In April 1997, Sharif, then a chief clerk, was promoted to the position of office supervisor, and received an increase in compensation. At that time, ECPO had an office supervisor named Mary O'Brien. According to Sharif, in August 1997, O'Brien contacted the New Jersey Department of Personnel (DOP) challenging the appointment. O'Brien insisted that Sharif should properly bear the title of chief clerk. Thereafter, DOP contacted ECPO seeking further information in order to conduct a classification review to determine whether or not Sharif's position was properly classified under civil service law. On October 31, 1997, following a review of Sharif's job responsibilities, DOP formally determined that Sharif should be classified as chief clerk rather than office supervisor.
Sharif appealed the DOP determination. Campolo and former ECPO Prosecutor Patricia Hurt supported Sharif's appeal. On or about May 7, 1999, a DOP hearing officer recommended Sharif's appeal be upheld and that she "be classified in the title of Office Supervisor pending promotional procedures." On May 14, 1999, then Deputy Chief Assistant Prosecutor Siobhan A. Teare wrote three memos to Prosecutor Hurt, the ECPO Director of Office of Human Resources and Director of Administration, advising that Sharif should be placed in the title of office supervisor and be paid any back pay or other monies owed to her. On June 3, 1999, Teare forwarded to Sharif a memorandum from the ECPO Director of Human Resources. The memorandum acknowledged the DOP recommendation that Sharif "be classified in the title of Office Supervisor pending promotional procedures," and advised that due to the absence of any existing eligibility list, the office supervisor position is subject to promotional procedures at which time "Ms. Sharif will need to refile for this promotional opportunity and take whatever steps are necessary (filing of her application, and/or formal examination) to attain permanent status."
Later in 1999, while the DOP's report and recommendation were still pending final action by the DOP, the ECPO clerical employees chose to unionize as the ECPO Clerical Association (the Association). The Association and ECPO agreed in writing that both O'Brien and Sharif were supervisors who should be excluded from the Association. Nevertheless, ECPO acted to ensure that Sharif's benefits were not in jeopardy. Campolo was Acting Prosecutor at this time.
On April 12, 2000, the DOP issued a Final Administrative Action in which the DOP Commissioner "accepted and adopted the Classification Reviewer's Report and Recommendation." In March 2001, DOP announced a vacancy for the permanent office supervisor position. Sharif was on leave from employment at that time, and requested an extension of time from DOP to submit the required application.

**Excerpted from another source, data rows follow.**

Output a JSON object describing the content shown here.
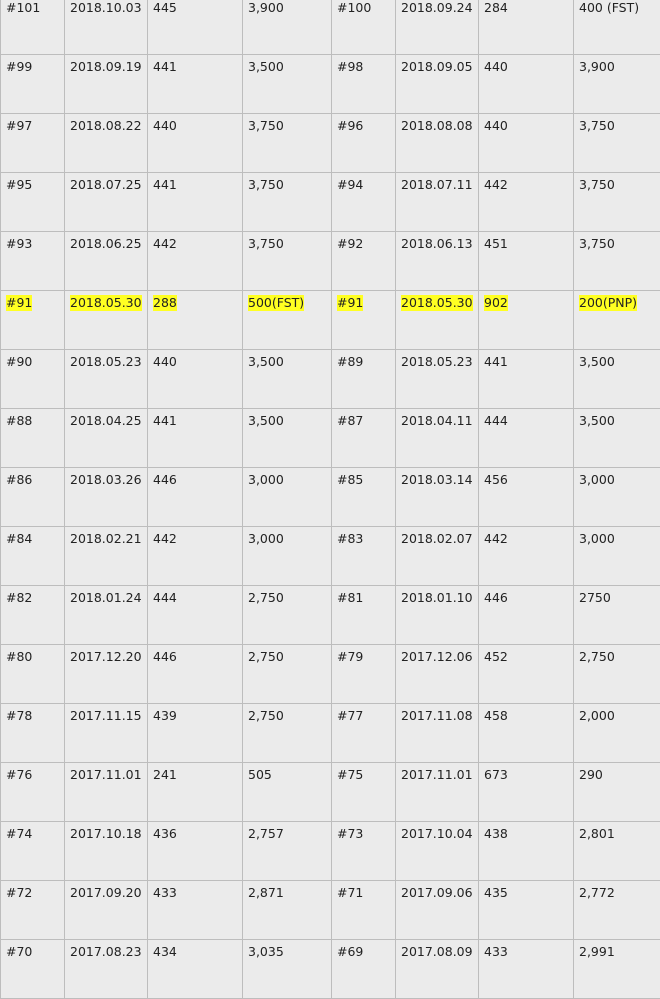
{
  "rows": [
    {
      "highlight": false,
      "cells": [
        "#101",
        "2018.10.03",
        "445",
        "3,900",
        "#100",
        "2018.09.24",
        "284",
        "400 (FST)"
      ]
    },
    {
      "highlight": false,
      "cells": [
        "#99",
        "2018.09.19",
        "441",
        "3,500",
        "#98",
        "2018.09.05",
        "440",
        "3,900"
      ]
    },
    {
      "highlight": false,
      "cells": [
        "#97",
        "2018.08.22",
        "440",
        "3,750",
        "#96",
        "2018.08.08",
        "440",
        "3,750"
      ]
    },
    {
      "highlight": false,
      "cells": [
        "#95",
        "2018.07.25",
        "441",
        "3,750",
        "#94",
        "2018.07.11",
        "442",
        "3,750"
      ]
    },
    {
      "highlight": false,
      "cells": [
        "#93",
        "2018.06.25",
        "442",
        "3,750",
        "#92",
        "2018.06.13",
        "451",
        "3,750"
      ]
    },
    {
      "highlight": true,
      "cells": [
        "#91",
        "2018.05.30",
        "288",
        "500(FST)",
        "#91",
        "2018.05.30",
        "902",
        "200(PNP)"
      ]
    },
    {
      "highlight": false,
      "cells": [
        "#90",
        "2018.05.23",
        "440",
        "3,500",
        "#89",
        "2018.05.23",
        "441",
        "3,500"
      ]
    },
    {
      "highlight": false,
      "cells": [
        "#88",
        "2018.04.25",
        "441",
        "3,500",
        "#87",
        "2018.04.11",
        "444",
        "3,500"
      ]
    },
    {
      "highlight": false,
      "cells": [
        "#86",
        "2018.03.26",
        "446",
        "3,000",
        "#85",
        "2018.03.14",
        "456",
        "3,000"
      ]
    },
    {
      "highlight": false,
      "cells": [
        "#84",
        "2018.02.21",
        "442",
        "3,000",
        "#83",
        "2018.02.07",
        "442",
        "3,000"
      ]
    },
    {
      "highlight": false,
      "cells": [
        "#82",
        "2018.01.24",
        "444",
        "2,750",
        "#81",
        "2018.01.10",
        "446",
        "2750"
      ]
    },
    {
      "highlight": false,
      "cells": [
        "#80",
        "2017.12.20",
        "446",
        "2,750",
        "#79",
        "2017.12.06",
        "452",
        "2,750"
      ]
    },
    {
      "highlight": false,
      "cells": [
        "#78",
        "2017.11.15",
        "439",
        "2,750",
        "#77",
        "2017.11.08",
        "458",
        "2,000"
      ]
    },
    {
      "highlight": false,
      "cells": [
        "#76",
        "2017.11.01",
        "241",
        "505",
        "#75",
        "2017.11.01",
        "673",
        "290"
      ]
    },
    {
      "highlight": false,
      "cells": [
        "#74",
        "2017.10.18",
        "436",
        "2,757",
        "#73",
        "2017.10.04",
        "438",
        "2,801"
      ]
    },
    {
      "highlight": false,
      "cells": [
        "#72",
        "2017.09.20",
        "433",
        "2,871",
        "#71",
        "2017.09.06",
        "435",
        "2,772"
      ]
    },
    {
      "highlight": false,
      "cells": [
        "#70",
        "2017.08.23",
        "434",
        "3,035",
        "#69",
        "2017.08.09",
        "433",
        "2,991"
      ]
    }
  ],
  "colors": {
    "highlight": "#ffff22",
    "background": "#ebebeb",
    "grid": "#bdbdbd"
  }
}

The DOP promotional announcement provided that the maximum allowable salary for the office supervisor position was $69,330.*fn2 On August 20, 2001, DOP released its promotional list; Sharif was identified as one of five individuals who had all received the rank of "1." Consequently, ...